* WORK ITEM
The whole listing must be printed again without any alteration.

* EXTRACTED ENTRIES

◇ ◇ ◇ ◇ ◇

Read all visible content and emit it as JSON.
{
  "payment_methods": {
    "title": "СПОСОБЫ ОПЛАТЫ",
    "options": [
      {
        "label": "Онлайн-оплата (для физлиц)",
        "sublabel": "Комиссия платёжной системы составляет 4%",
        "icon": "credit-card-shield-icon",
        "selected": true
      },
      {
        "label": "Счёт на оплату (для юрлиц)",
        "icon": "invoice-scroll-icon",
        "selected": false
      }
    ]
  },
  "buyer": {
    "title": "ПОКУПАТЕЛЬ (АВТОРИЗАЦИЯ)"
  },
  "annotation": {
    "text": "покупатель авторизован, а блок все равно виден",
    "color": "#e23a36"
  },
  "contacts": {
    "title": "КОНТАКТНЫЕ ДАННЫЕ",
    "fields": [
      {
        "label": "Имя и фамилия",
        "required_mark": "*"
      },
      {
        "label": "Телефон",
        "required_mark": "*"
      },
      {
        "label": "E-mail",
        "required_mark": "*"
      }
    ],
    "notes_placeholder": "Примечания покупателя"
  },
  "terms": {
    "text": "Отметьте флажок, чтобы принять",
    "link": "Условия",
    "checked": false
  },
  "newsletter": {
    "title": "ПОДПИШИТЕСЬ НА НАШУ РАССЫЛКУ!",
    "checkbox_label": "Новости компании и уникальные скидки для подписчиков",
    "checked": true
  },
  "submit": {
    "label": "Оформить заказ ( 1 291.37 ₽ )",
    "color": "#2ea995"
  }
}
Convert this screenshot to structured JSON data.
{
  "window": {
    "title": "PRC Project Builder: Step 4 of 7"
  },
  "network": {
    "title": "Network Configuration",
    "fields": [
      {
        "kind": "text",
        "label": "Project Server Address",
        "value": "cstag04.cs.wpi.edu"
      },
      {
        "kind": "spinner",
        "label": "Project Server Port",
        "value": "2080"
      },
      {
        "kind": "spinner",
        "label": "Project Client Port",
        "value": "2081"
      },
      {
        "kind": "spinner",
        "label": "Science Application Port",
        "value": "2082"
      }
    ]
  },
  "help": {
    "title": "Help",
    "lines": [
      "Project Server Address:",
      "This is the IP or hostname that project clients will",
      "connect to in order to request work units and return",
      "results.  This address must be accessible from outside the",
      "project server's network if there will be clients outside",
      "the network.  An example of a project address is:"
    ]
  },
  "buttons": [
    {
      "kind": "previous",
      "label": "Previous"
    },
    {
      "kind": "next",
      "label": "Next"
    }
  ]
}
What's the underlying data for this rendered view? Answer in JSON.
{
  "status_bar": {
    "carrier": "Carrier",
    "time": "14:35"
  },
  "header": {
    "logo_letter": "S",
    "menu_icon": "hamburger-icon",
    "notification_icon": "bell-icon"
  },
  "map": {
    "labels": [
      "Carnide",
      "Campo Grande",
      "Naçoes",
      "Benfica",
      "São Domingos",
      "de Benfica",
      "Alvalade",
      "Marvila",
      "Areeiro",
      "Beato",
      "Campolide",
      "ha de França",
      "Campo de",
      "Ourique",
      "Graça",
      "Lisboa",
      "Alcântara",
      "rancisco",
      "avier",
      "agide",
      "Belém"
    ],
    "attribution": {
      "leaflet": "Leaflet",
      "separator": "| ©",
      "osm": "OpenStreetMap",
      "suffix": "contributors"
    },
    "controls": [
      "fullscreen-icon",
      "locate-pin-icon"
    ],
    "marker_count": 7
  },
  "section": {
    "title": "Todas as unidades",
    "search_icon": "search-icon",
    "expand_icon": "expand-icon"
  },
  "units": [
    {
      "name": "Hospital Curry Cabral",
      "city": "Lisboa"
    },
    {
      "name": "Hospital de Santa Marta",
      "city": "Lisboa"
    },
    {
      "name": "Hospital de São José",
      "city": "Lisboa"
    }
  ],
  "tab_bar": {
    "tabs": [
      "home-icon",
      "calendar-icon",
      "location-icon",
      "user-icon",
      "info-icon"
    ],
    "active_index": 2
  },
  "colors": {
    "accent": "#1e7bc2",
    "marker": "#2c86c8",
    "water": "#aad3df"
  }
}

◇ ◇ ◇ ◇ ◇

* SOLUTION TO THIS PROBLEM
Read all visible content and emit it as JSON.
{
  "payment_methods": {
    "title": "СПОСОБЫ ОПЛАТЫ",
    "options": [
      {
        "label": "Онлайн-оплата (для физлиц)",
        "sublabel": "Комиссия платёжной системы составляет 4%",
        "icon": "credit-card-shield-icon",
        "selected": true
      },
      {
        "label": "Счёт на оплату (для юрлиц)",
        "icon": "invoice-scroll-icon",
        "selected": false
      }
    ]
  },
  "buyer": {
    "title": "ПОКУПАТЕЛЬ (АВТОРИЗАЦИЯ)"
  },
  "annotation": {
    "text": "покупатель авторизован, а блок все равно виден",
    "color": "#e23a36"
  },
  "contacts": {
    "title": "КОНТАКТНЫЕ ДАННЫЕ",
    "fields": [
      {
        "label": "Имя и фамилия",
        "required_mark": "*"
      },
      {
        "label": "Телефон",
        "required_mark": "*"
      },
      {
        "label": "E-mail",
        "required_mark": "*"
      }
    ],
    "notes_placeholder": "Примечания покупателя"
  },
  "terms": {
    "text": "Отметьте флажок, чтобы принять",
    "link": "Условия",
    "checked": false
  },
  "newsletter": {
    "title": "ПОДПИШИТЕСЬ НА НАШУ РАССЫЛКУ!",
    "checkbox_label": "Новости компании и уникальные скидки для подписчиков",
    "checked": true
  },
  "submit": {
    "label": "Оформить заказ ( 1 291.37 ₽ )",
    "color": "#2ea995"
  }
}
Convert this screenshot to structured JSON data.
{
  "window": {
    "title": "PRC Project Builder: Step 4 of 7"
  },
  "network": {
    "title": "Network Configuration",
    "fields": [
      {
        "kind": "text",
        "label": "Project Server Address",
        "value": "cstag04.cs.wpi.edu"
      },
      {
        "kind": "spinner",
        "label": "Project Server Port",
        "value": "2080"
      },
      {
        "kind": "spinner",
        "label": "Project Client Port",
        "value": "2081"
      },
      {
        "kind": "spinner",
        "label": "Science Application Port",
        "value": "2082"
      }
    ]
  },
  "help": {
    "title": "Help",
    "lines": [
      "Project Server Address:",
      "This is the IP or hostname that project clients will",
      "connect to in order to request work units and return",
      "results.  This address must be accessible from outside the",
      "project server's network if there will be clients outside",
      "the network.  An example of a project address is:"
    ]
  },
  "buttons": [
    {
      "kind": "previous",
      "label": "Previous"
    },
    {
      "kind": "next",
      "label": "Next"
    }
  ]
}
What's the underlying data for this rendered view? Answer in JSON.
{
  "status_bar": {
    "carrier": "Carrier",
    "time": "14:35"
  },
  "header": {
    "logo_letter": "S",
    "menu_icon": "hamburger-icon",
    "notification_icon": "bell-icon"
  },
  "map": {
    "labels": [
      "Carnide",
      "Campo Grande",
      "Naçoes",
      "Benfica",
      "São Domingos",
      "de Benfica",
      "Alvalade",
      "Marvila",
      "Areeiro",
      "Beato",
      "Campolide",
      "ha de França",
      "Campo de",
      "Ourique",
      "Graça",
      "Lisboa",
      "Alcântara",
      "rancisco",
      "avier",
      "agide",
      "Belém"
    ],
    "attribution": {
      "leaflet": "Leaflet",
      "separator": "| ©",
      "osm": "OpenStreetMap",
      "suffix": "contributors"
    },
    "controls": [
      "fullscreen-icon",
      "locate-pin-icon"
    ],
    "marker_count": 7
  },
  "section": {
    "title": "Todas as unidades",
    "search_icon": "search-icon",
    "expand_icon": "expand-icon"
  },
  "units": [
    {
      "name": "Hospital Curry Cabral",
      "city": "Lisboa"
    },
    {
      "name": "Hospital de Santa Marta",
      "city": "Lisboa"
    },
    {
      "name": "Hospital de São José",
      "city": "Lisboa"
    }
  ],
  "tab_bar": {
    "tabs": [
      "home-icon",
      "calendar-icon",
      "location-icon",
      "user-icon",
      "info-icon"
    ],
    "active_index": 2
  },
  "colors": {
    "accent": "#1e7bc2",
    "marker": "#2c86c8",
    "water": "#aad3df"
  }
}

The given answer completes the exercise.